There was nothing there that you can’t find better-documented at much greater length in Peter Brimelow’s 2003 book about the ed-biz unions, The Worm in the Apple. The unionization of public-sector workers may indeed be the worst idea of the 20th century, after discounting really big candidates like communism, fascism, and body piercing. I must record, though, that I came out of this movie better-disposed towards America’s public-school teachers than I went in.
I don’t doubt that some teachers are awful. Some of my own teachers were awful; some of my colleagues, when I myself was a teacher, were awful; and to be perfectly frank, I never thought that I myself was much good as a teacher.
Mediocrity is the norm in any line of work, though. How many accountants, or computer programmers, or dentists, or law professors, or manicurists, or opinion columnists, are really stellar performers? When I go for a haircut at my local unisex salon, I always ask for the same lady: not because she’s a world-bestriding genius with scissors and comb, but because she’s the best of a mediocre bunch in a place whose prices I don’t mind paying. Most of life works like that.
Yet the movie tells us that if we can just get rid of bad teachers, and hire in more good ones, the schools will no longer be “failing our children.” One of the talking heads in the film actually quantifies the promise: “If we could just replace the bottom-performing six percent of teachers with merely average teachers, our schools would attain the same level of success as Finland’s!” That was one of the few moments in the movie that made me smile. In fact—I’ll admit it—I laughed out loud. Finland!
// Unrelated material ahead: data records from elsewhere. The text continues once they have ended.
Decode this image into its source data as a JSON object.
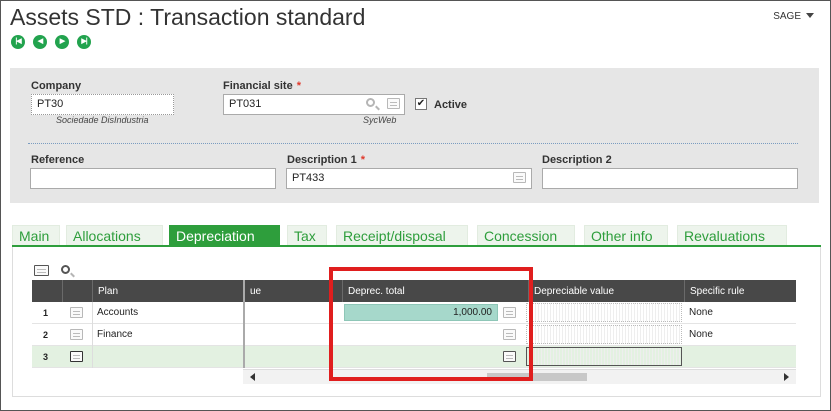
{
  "header": {
    "title": "Assets STD : Transaction standard",
    "user": "SAGE"
  },
  "nav_buttons": [
    "first",
    "previous",
    "next",
    "last"
  ],
  "form": {
    "company": {
      "label": "Company",
      "value": "PT30",
      "caption": "Sociedade DisIndustria"
    },
    "financial_site": {
      "label": "Financial site",
      "value": "PT031",
      "caption": "SycWeb",
      "required": true
    },
    "active": {
      "label": "Active",
      "checked": true
    },
    "reference": {
      "label": "Reference",
      "value": ""
    },
    "description1": {
      "label": "Description 1",
      "value": "PT433",
      "required": true
    },
    "description2": {
      "label": "Description 2",
      "value": ""
    },
    "required_mark": "*"
  },
  "tabs": [
    {
      "label": "Main",
      "active": false
    },
    {
      "label": "Allocations",
      "active": false
    },
    {
      "label": "Depreciation",
      "active": true
    },
    {
      "label": "Tax",
      "active": false
    },
    {
      "label": "Receipt/disposal",
      "active": false
    },
    {
      "label": "Concession",
      "active": false
    },
    {
      "label": "Other info",
      "active": false
    },
    {
      "label": "Revaluations",
      "active": false
    }
  ],
  "grid": {
    "columns": {
      "plan": "Plan",
      "value_partial": "ue",
      "deprec_total": "Deprec. total",
      "depreciable_value": "Depreciable value",
      "specific_rule": "Specific rule"
    },
    "rows": [
      {
        "num": "1",
        "plan": "Accounts",
        "deprec_total": "1,000.00",
        "specific_rule": "None"
      },
      {
        "num": "2",
        "plan": "Finance",
        "deprec_total": "",
        "specific_rule": "None"
      },
      {
        "num": "3",
        "plan": "",
        "deprec_total": "",
        "specific_rule": ""
      }
    ]
  },
  "colors": {
    "accent_green": "#2e9e3c",
    "nav_green": "#22a34e",
    "highlight_box": "#e01e1e",
    "grid_header": "#484848",
    "edited_cell": "#a6d8cb"
  }
}
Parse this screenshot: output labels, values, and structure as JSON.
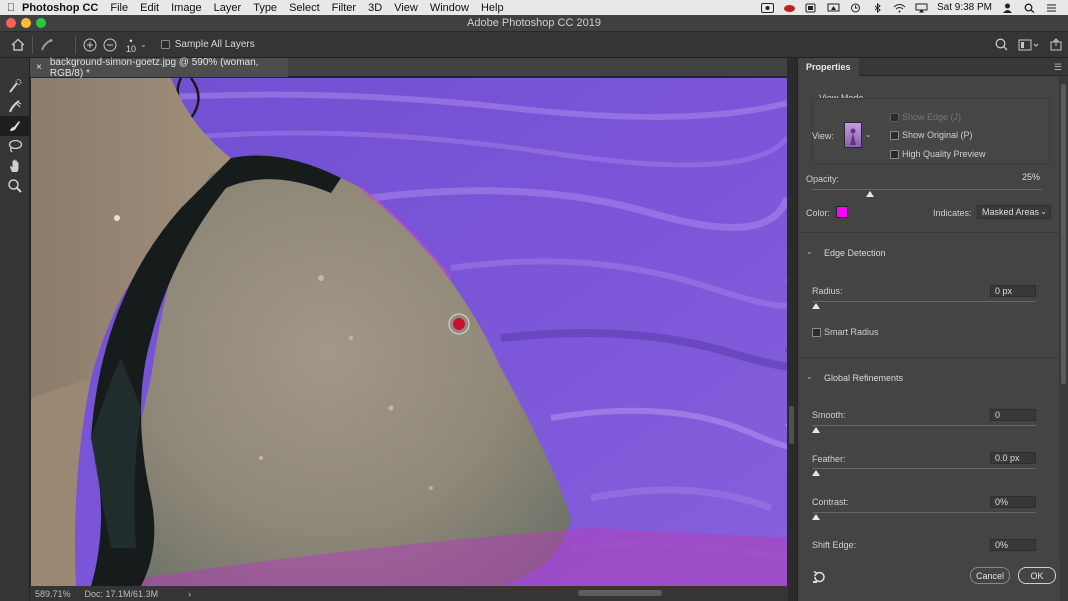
{
  "menubar": {
    "app_name": "Photoshop CC",
    "items": [
      "File",
      "Edit",
      "Image",
      "Layer",
      "Type",
      "Select",
      "Filter",
      "3D",
      "View",
      "Window",
      "Help"
    ],
    "clock": "Sat 9:38 PM"
  },
  "window": {
    "title": "Adobe Photoshop CC 2019"
  },
  "options_bar": {
    "brush_size": "10",
    "sample_all_layers_label": "Sample All Layers"
  },
  "document": {
    "tab_title": "background-simon-goetz.jpg @ 590% (woman, RGB/8) *",
    "tab_close": "×"
  },
  "status_bar": {
    "zoom": "589.71%",
    "doc_size": "Doc: 17.1M/61.3M",
    "arrow": "›"
  },
  "properties": {
    "tab_label": "Properties",
    "view_mode": {
      "title": "View Mode",
      "view_label": "View:",
      "show_edge": "Show Edge (J)",
      "show_original": "Show Original (P)",
      "high_quality_preview": "High Quality Preview"
    },
    "opacity": {
      "label": "Opacity:",
      "value": "25%",
      "level": 0.25
    },
    "color_label": "Color:",
    "color_value": "#ff00ff",
    "indicates": {
      "label": "Indicates:",
      "value": "Masked Areas"
    },
    "edge_detection": {
      "title": "Edge Detection",
      "radius_label": "Radius:",
      "radius_value": "0 px",
      "smart_radius": "Smart Radius"
    },
    "global_refinements": {
      "title": "Global Refinements",
      "smooth_label": "Smooth:",
      "smooth_value": "0",
      "feather_label": "Feather:",
      "feather_value": "0.0 px",
      "contrast_label": "Contrast:",
      "contrast_value": "0%",
      "shift_edge_label": "Shift Edge:",
      "shift_edge_value": "0%"
    },
    "buttons": {
      "cancel": "Cancel",
      "ok": "OK"
    }
  },
  "colors": {
    "accent": "#ff00ff",
    "ui_dark": "#353535",
    "panel": "#444444"
  }
}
The structure of this movie, along with wellnigh everything else one sees or reads about how America’s schools are “failing our children,” gives away the real concern of our education reformers: the decades-long, intractable, un-budge-able academic under-performance of NAMs. Some reason must be found for this, preferably—oh, much preferably!—a reason that involves human agency. Somebody is making it happen! But who? Whom to blame?
A good deal of education theory this past fifty years has been given over to picking a proper target for blame, and a corresponding remedy. Legal segregation and its legacy were the first suspects, with busing as the remedy: that didn’t work out well. Inadequate funding by mean-spirited municipal authorities was next up, with court-ordered extravagance the cure: the Kansas City debacle discredited that line of argument.
Parents then took a share of the blame, followed by that indispensable, all-explanatory phlogiston of the social sciences, “culture.” Today’s fashion is to blame the teachers; today’s favored remedy is charter schools, notwithstanding the fact that rigorous academic study of the charter-school phenomenon shows no advantage to them overall. Five years on we’ll have some different culprit—fast-food vendors, perhaps—and some new remedy: compulsory celery?